**TASK BRIEF:**
Count how many lines below include the string "kind". Only that number should appear in the reply.

(Beginning of INFORMATION GIVEN)

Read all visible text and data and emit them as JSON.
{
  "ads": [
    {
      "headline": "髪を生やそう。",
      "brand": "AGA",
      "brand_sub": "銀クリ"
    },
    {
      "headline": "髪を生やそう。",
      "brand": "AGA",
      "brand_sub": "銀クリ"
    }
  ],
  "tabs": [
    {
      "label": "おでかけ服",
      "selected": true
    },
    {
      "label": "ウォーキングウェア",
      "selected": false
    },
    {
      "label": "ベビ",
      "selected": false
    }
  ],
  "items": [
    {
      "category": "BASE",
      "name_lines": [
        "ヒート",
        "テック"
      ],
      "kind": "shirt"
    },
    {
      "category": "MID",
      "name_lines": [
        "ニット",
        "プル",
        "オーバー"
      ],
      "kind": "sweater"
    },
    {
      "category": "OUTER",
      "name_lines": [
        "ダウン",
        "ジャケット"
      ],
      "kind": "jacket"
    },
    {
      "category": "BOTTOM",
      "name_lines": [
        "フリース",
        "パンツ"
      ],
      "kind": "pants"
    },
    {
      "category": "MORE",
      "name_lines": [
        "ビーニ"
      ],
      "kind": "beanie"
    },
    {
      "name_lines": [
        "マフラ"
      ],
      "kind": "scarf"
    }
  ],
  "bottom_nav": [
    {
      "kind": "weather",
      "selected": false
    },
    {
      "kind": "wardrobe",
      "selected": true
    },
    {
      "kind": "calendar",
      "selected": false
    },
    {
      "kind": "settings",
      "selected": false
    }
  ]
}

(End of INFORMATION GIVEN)

**EXPECTED OUTPUT:**
10